If you do have an idea or problem or invention you're exploring, which looks promising, or which presents an obstacle, there are many things one can do with it to look for creative ways of making it work. Supposedly victorian engineers would work designs for new machines through a checklist of ways it could me done differently, mechanically speaking, and new, better ways might emerge.

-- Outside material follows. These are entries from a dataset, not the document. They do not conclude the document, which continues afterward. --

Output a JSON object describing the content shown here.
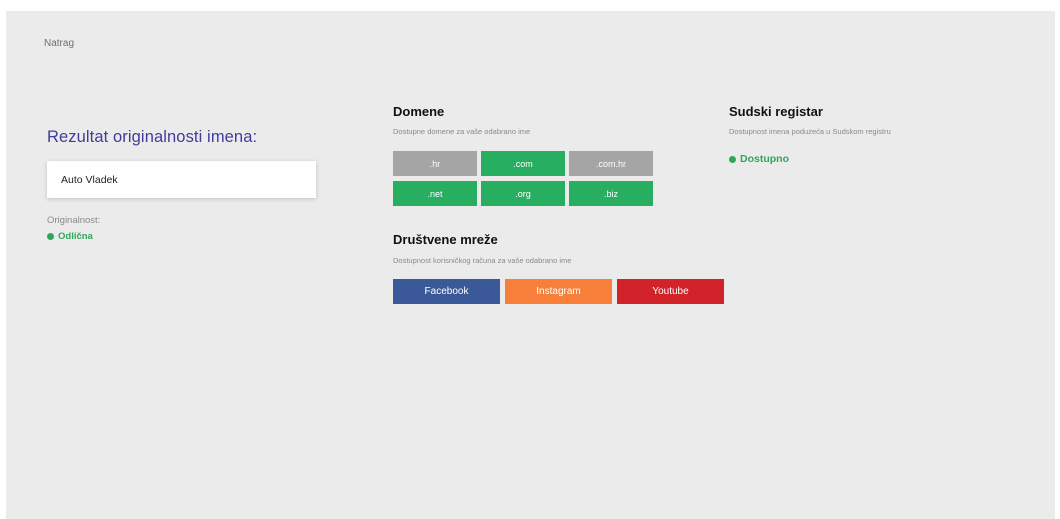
{
  "nav": {
    "back_label": "Natrag"
  },
  "result": {
    "title": "Rezultat originalnosti imena:",
    "name_value": "Auto Vladek",
    "originality_label": "Originalnost:",
    "originality_status": "Odlična",
    "status_color": "#2fa65a"
  },
  "domains": {
    "title": "Domene",
    "subtitle": "Dostupne domene za vaše odabrano ime",
    "items": [
      {
        "label": ".hr",
        "available": false
      },
      {
        "label": ".com",
        "available": true
      },
      {
        "label": ".com.hr",
        "available": false
      },
      {
        "label": ".net",
        "available": true
      },
      {
        "label": ".org",
        "available": true
      },
      {
        "label": ".biz",
        "available": true
      }
    ],
    "available_color": "#27ae60",
    "taken_color": "#a5a5a5"
  },
  "social": {
    "title": "Društvene mreže",
    "subtitle": "Dostupnost korisničkog računa za vaše odabrano ime",
    "items": [
      {
        "label": "Facebook",
        "color": "#3b5998"
      },
      {
        "label": "Instagram",
        "color": "#f77f3a"
      },
      {
        "label": "Youtube",
        "color": "#d2232a"
      }
    ]
  },
  "court_registry": {
    "title": "Sudski registar",
    "subtitle": "Dostupnost imena poduzeća u Sudskom registru",
    "status": "Dostupno"
  },
  "colors": {
    "accent_title": "#3f3d9c",
    "background": "#ebebeb"
  }
}
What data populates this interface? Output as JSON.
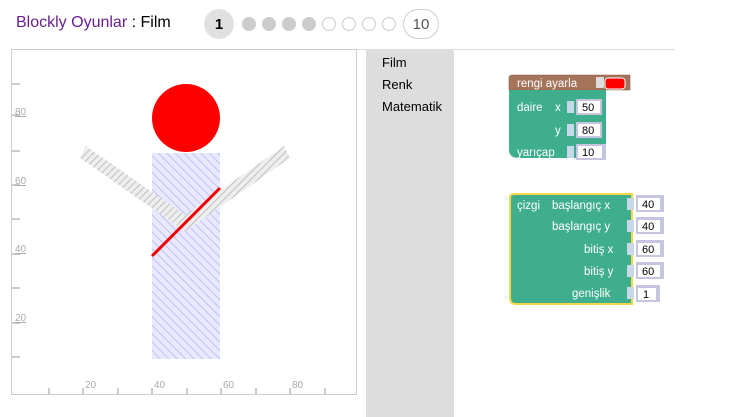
{
  "header": {
    "app_title": "Blockly Oyunlar",
    "separator": " : ",
    "game_name": "Film",
    "level_first": "1",
    "level_last": "10",
    "levels_completed_dots": 4,
    "levels_remaining_dots": 4
  },
  "stage": {
    "y_ticks": [
      "80",
      "60",
      "40",
      "20"
    ],
    "x_ticks": [
      "20",
      "40",
      "60",
      "80"
    ]
  },
  "toolbox": {
    "categories": [
      "Film",
      "Renk",
      "Matematik"
    ]
  },
  "blocks": {
    "color_block": {
      "label": "rengi ayarla",
      "color": "#ff0000"
    },
    "circle_block": {
      "label": "daire",
      "x_label": "x",
      "x_value": "50",
      "y_label": "y",
      "y_value": "80",
      "r_label": "yarıçap",
      "r_value": "10"
    },
    "line_block": {
      "label": "çizgi",
      "x1_label": "başlangıç x",
      "x1_value": "40",
      "y1_label": "başlangıç y",
      "y1_value": "40",
      "x2_label": "bitiş x",
      "x2_value": "60",
      "y2_label": "bitiş y",
      "y2_value": "60",
      "w_label": "genişlik",
      "w_value": "1"
    }
  },
  "colors": {
    "block_green": "#3fae8c",
    "block_brown": "#a5745b",
    "drawing_red": "#ff0000"
  }
}
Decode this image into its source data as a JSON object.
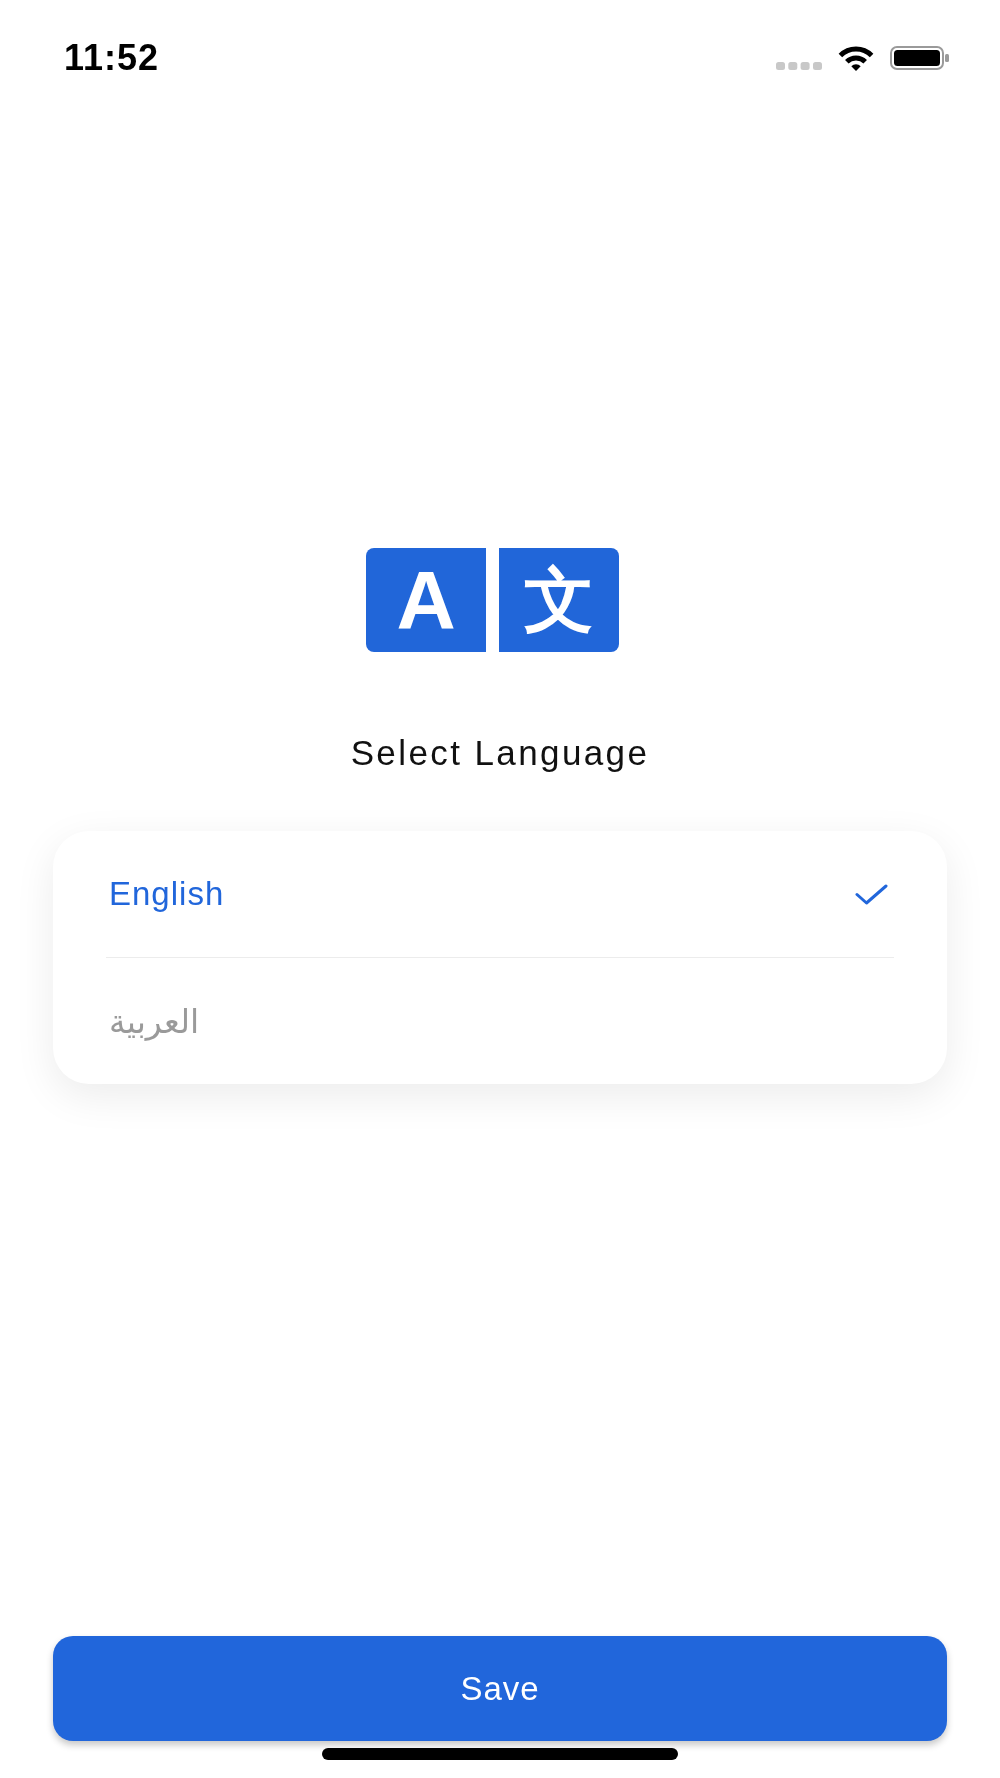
{
  "status_bar": {
    "time": "11:52"
  },
  "logo": {
    "tiles": [
      "A",
      "文"
    ]
  },
  "header": {
    "title": "Select Language"
  },
  "languages": [
    {
      "label": "English",
      "selected": true
    },
    {
      "label": "العربية",
      "selected": false
    }
  ],
  "save_button": {
    "label": "Save"
  }
}
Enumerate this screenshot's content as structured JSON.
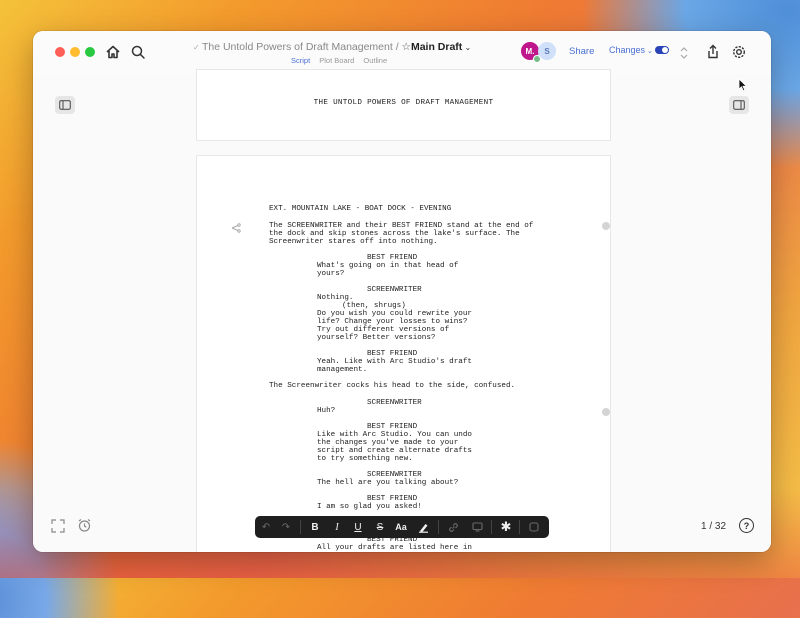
{
  "window": {
    "project_title": "The Untold Powers of Draft Management",
    "separator": "/",
    "draft_name": "Main Draft",
    "tabs": [
      "Script",
      "Plot Board",
      "Outline"
    ],
    "active_tab": "Script",
    "avatars": [
      "M.",
      "S"
    ],
    "share_label": "Share",
    "changes_label": "Changes"
  },
  "title_page": {
    "title": "THE UNTOLD POWERS OF DRAFT MANAGEMENT"
  },
  "script_lines": {
    "l01": "EXT. MOUNTAIN LAKE - BOAT DOCK - EVENING",
    "l02": "The SCREENWRITER and their BEST FRIEND stand at the end of",
    "l03": "the dock and skip stones across the lake's surface. The",
    "l04": "Screenwriter stares off into nothing.",
    "l05": "BEST FRIEND",
    "l06": "What's going on in that head of",
    "l07": "yours?",
    "l08": "SCREENWRITER",
    "l09": "Nothing.",
    "l10": "(then, shrugs)",
    "l11": "Do you wish you could rewrite your",
    "l12": "life? Change your losses to wins?",
    "l13": "Try out different versions of",
    "l14": "yourself? Better versions?",
    "l15": "BEST FRIEND",
    "l16": "Yeah. Like with Arc Studio's draft",
    "l17": "management.",
    "l18": "The Screenwriter cocks his head to the side, confused.",
    "l19": "SCREENWRITER",
    "l20": "Huh?",
    "l21": "BEST FRIEND",
    "l22": "Like with Arc Studio. You can undo",
    "l23": "the changes you've made to your",
    "l24": "script and create alternate drafts",
    "l25": "to try something new.",
    "l26": "SCREENWRITER",
    "l27": "The hell are you talking about?",
    "l28": "BEST FRIEND",
    "l29": "I am so glad you asked!",
    "l30": "BEST FRIEND",
    "l31": "All your drafts are listed here in"
  },
  "toolbar": {
    "bold": "B",
    "italic": "I",
    "underline": "U",
    "strike": "S",
    "case": "Aa",
    "note": "✱"
  },
  "footer": {
    "page_indicator": "1 / 32",
    "help": "?"
  },
  "colors": {
    "accent": "#4a6fd4",
    "toggle_on": "#2a44b8",
    "toolbar_bg": "#1f1f1f",
    "avatar_m": "#c0168b"
  }
}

Some of the same tricks can be applied to most new ideas, even if they aren't exactly about a mechanical invention.
Magnify it; Reduce it.
Reverse it; Spin it; Re-orientate it.
Turn it inside out.
Heat it up; Cool it down.
Move it forward; Roll it backward.
Raise it; Lower it.
Move it left; Move it right.
Project it; Inject it.
Squeeze it; Expand it.
Replicate it; Decimate it; Weed it out.
Make it portable; Make it importable.
Speed it up; Slow it down.
Age it; Rejuvenate it.
Transpose to the past or the future.
Change from analog to digital.
Implement it in hardware or software.
Be it; Do it; Have it.
Take it apart; Put it together
Make it heavier, lighter.
Centralize it; De-centralize it.
Grow it; Design it
Focus on it; Make it peripheral.
Explode it; Implode it.
Wear it, live in it, sit on it, transport it, eat it.
Color it, add sound, touch it.
Take on its identity, what does it feel like, what does it want to do?
Split it in complementary parts, or put it together with its counterparts.
If this exists, what else would exist?
Make it transparent, clear, fuzzy, opaque.
Energize it; Tap its energy.
Make it 1-, 2-, 3-, or 4-dimensional.
Make it have two states (on/off), or have infinite grades.
Put in water, underground, in the air, or in space.
Pressurize it; put it in vacuum.
Make it weightless; increase the gravity.
In other words, play with the new idea or the problem at hand. Stretch it, bend it, turn it upside down, inside out, in any way you can think of. And you might realize that what didn't work on a large scale might work on a small scale, and what didn't work one way might work the opposite way.
Also, when you play with actual perceptions, you're making things more real. Purely abstract ideas have less chance of materializing than if you can actually see them, feel them, hear them, smell them, taste them.
See an old article by Keith Hudson that inspired this article here.